▶ **Work request**:
From the line that contains "Enumerate this screenshot's" to the end of the records below, copy every line exactly. Both the first and last of these lines count.

▶ **Dataset rows for apps and sites**:

-------

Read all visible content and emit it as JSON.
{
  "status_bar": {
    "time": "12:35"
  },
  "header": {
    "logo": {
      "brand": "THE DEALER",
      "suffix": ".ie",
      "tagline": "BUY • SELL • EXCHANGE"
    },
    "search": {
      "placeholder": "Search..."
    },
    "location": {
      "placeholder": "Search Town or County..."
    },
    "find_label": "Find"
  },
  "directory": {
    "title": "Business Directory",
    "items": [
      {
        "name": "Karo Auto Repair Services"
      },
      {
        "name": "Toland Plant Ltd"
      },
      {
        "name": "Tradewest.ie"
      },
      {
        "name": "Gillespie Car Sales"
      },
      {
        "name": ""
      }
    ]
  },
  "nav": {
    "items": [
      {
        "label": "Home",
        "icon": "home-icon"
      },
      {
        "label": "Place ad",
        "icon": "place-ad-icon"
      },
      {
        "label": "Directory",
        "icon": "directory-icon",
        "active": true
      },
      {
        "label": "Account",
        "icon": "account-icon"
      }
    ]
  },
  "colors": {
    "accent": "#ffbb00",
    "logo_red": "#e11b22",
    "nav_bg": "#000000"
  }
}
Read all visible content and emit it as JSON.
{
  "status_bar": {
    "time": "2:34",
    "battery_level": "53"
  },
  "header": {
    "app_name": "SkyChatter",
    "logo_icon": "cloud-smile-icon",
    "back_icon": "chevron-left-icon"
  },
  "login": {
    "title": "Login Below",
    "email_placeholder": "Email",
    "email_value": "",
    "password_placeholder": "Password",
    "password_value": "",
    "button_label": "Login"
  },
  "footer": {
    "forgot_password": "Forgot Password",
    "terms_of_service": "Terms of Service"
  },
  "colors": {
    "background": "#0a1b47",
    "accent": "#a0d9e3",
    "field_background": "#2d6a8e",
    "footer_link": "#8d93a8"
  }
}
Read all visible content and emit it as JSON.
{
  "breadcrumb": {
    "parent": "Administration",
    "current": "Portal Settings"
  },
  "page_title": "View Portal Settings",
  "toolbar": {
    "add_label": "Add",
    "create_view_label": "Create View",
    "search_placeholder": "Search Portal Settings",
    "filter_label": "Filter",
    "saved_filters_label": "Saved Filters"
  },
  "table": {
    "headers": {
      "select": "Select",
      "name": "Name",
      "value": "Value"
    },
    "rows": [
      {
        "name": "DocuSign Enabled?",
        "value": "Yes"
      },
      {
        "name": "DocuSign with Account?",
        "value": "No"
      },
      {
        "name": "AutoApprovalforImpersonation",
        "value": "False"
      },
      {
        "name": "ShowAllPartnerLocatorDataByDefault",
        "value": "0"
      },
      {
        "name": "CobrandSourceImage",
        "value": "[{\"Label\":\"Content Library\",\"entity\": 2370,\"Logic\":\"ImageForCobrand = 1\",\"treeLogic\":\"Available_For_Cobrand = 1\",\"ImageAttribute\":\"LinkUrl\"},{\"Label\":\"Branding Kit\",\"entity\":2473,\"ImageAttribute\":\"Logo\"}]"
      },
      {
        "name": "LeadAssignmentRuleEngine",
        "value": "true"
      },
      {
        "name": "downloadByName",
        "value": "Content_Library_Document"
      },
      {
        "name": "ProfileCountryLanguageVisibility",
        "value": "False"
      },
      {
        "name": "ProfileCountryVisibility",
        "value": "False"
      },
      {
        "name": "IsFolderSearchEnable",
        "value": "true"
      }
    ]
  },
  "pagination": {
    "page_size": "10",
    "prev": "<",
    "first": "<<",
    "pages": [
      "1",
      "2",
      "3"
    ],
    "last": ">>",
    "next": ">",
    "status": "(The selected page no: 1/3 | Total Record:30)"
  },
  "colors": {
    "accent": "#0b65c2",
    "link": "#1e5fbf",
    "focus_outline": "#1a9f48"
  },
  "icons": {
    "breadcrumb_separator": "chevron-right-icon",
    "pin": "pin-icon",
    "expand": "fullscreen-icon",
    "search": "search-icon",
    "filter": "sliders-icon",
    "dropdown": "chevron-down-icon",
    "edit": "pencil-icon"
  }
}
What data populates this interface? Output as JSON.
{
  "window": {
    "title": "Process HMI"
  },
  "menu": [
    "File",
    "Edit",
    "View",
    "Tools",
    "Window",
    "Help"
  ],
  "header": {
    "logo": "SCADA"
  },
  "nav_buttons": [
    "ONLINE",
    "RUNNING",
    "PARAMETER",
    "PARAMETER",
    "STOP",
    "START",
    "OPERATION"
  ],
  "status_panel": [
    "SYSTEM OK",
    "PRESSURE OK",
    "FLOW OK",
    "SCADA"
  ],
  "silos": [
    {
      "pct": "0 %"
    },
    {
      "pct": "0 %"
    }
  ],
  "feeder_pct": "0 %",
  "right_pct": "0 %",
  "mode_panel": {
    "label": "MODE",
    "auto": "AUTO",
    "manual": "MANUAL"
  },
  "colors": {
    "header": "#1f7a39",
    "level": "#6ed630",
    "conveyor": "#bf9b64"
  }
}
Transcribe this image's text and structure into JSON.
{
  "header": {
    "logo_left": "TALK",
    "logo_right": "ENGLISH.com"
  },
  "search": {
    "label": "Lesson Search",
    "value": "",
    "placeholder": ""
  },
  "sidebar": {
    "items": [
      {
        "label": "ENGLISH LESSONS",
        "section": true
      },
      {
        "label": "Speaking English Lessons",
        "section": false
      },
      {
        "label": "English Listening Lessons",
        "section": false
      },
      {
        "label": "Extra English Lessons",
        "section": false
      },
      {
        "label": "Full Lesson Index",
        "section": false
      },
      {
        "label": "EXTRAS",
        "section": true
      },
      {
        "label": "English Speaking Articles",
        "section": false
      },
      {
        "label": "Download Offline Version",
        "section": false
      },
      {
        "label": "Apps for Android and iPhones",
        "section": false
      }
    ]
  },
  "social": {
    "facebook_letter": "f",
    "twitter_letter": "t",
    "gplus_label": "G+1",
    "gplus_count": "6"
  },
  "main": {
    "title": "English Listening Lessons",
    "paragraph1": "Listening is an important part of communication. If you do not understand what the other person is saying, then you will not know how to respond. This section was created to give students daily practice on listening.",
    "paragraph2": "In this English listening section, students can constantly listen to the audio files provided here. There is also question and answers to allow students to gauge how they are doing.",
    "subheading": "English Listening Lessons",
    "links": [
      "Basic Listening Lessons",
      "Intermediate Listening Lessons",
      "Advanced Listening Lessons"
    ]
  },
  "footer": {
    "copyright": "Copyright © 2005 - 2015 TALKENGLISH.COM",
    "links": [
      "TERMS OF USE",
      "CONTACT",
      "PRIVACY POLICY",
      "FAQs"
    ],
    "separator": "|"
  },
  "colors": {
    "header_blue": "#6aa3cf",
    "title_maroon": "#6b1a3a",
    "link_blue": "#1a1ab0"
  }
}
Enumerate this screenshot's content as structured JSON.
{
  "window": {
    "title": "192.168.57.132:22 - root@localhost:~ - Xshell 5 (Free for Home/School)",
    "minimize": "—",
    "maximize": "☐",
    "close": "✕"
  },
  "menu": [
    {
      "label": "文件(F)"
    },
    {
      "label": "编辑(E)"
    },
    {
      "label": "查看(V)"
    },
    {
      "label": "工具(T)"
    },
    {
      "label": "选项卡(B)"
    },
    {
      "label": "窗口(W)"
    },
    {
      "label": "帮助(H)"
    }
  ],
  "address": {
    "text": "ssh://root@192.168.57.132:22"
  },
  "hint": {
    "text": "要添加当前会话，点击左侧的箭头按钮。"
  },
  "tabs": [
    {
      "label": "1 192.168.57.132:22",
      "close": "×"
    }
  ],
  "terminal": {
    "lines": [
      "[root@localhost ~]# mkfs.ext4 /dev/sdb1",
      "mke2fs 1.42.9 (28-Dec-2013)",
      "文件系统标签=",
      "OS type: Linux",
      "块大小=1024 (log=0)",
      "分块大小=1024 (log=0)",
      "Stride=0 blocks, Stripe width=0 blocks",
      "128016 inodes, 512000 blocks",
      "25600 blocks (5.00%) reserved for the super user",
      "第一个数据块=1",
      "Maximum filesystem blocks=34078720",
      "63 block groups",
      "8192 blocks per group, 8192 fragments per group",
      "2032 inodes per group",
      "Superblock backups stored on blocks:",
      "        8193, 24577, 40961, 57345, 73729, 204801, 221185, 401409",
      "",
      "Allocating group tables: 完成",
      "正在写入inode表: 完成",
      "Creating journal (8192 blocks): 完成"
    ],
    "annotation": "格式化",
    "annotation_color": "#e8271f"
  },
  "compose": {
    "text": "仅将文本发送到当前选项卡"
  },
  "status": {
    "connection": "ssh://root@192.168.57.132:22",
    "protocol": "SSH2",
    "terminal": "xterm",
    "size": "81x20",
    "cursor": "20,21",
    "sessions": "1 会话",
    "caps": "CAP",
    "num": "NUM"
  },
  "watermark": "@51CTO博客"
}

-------

▶ **Exercise result**:
Enumerate this screenshot's content as structured JSON.
{
  "window": {
    "title": "192.168.57.132:22 - root@localhost:~ - Xshell 5 (Free for Home/School)",
    "minimize": "—",
    "maximize": "☐",
    "close": "✕"
  },
  "menu": [
    {
      "label": "文件(F)"
    },
    {
      "label": "编辑(E)"
    },
    {
      "label": "查看(V)"
    },
    {
      "label": "工具(T)"
    },
    {
      "label": "选项卡(B)"
    },
    {
      "label": "窗口(W)"
    },
    {
      "label": "帮助(H)"
    }
  ],
  "address": {
    "text": "ssh://root@192.168.57.132:22"
  },
  "hint": {
    "text": "要添加当前会话，点击左侧的箭头按钮。"
  },
  "tabs": [
    {
      "label": "1 192.168.57.132:22",
      "close": "×"
    }
  ],
  "terminal": {
    "lines": [
      "[root@localhost ~]# mkfs.ext4 /dev/sdb1",
      "mke2fs 1.42.9 (28-Dec-2013)",
      "文件系统标签=",
      "OS type: Linux",
      "块大小=1024 (log=0)",
      "分块大小=1024 (log=0)",
      "Stride=0 blocks, Stripe width=0 blocks",
      "128016 inodes, 512000 blocks",
      "25600 blocks (5.00%) reserved for the super user",
      "第一个数据块=1",
      "Maximum filesystem blocks=34078720",
      "63 block groups",
      "8192 blocks per group, 8192 fragments per group",
      "2032 inodes per group",
      "Superblock backups stored on blocks:",
      "        8193, 24577, 40961, 57345, 73729, 204801, 221185, 401409",
      "",
      "Allocating group tables: 完成",
      "正在写入inode表: 完成",
      "Creating journal (8192 blocks): 完成"
    ],
    "annotation": "格式化",
    "annotation_color": "#e8271f"
  },
  "compose": {
    "text": "仅将文本发送到当前选项卡"
  },
  "status": {
    "connection": "ssh://root@192.168.57.132:22",
    "protocol": "SSH2",
    "terminal": "xterm",
    "size": "81x20",
    "cursor": "20,21",
    "sessions": "1 会话",
    "caps": "CAP",
    "num": "NUM"
  },
  "watermark": "@51CTO博客"
}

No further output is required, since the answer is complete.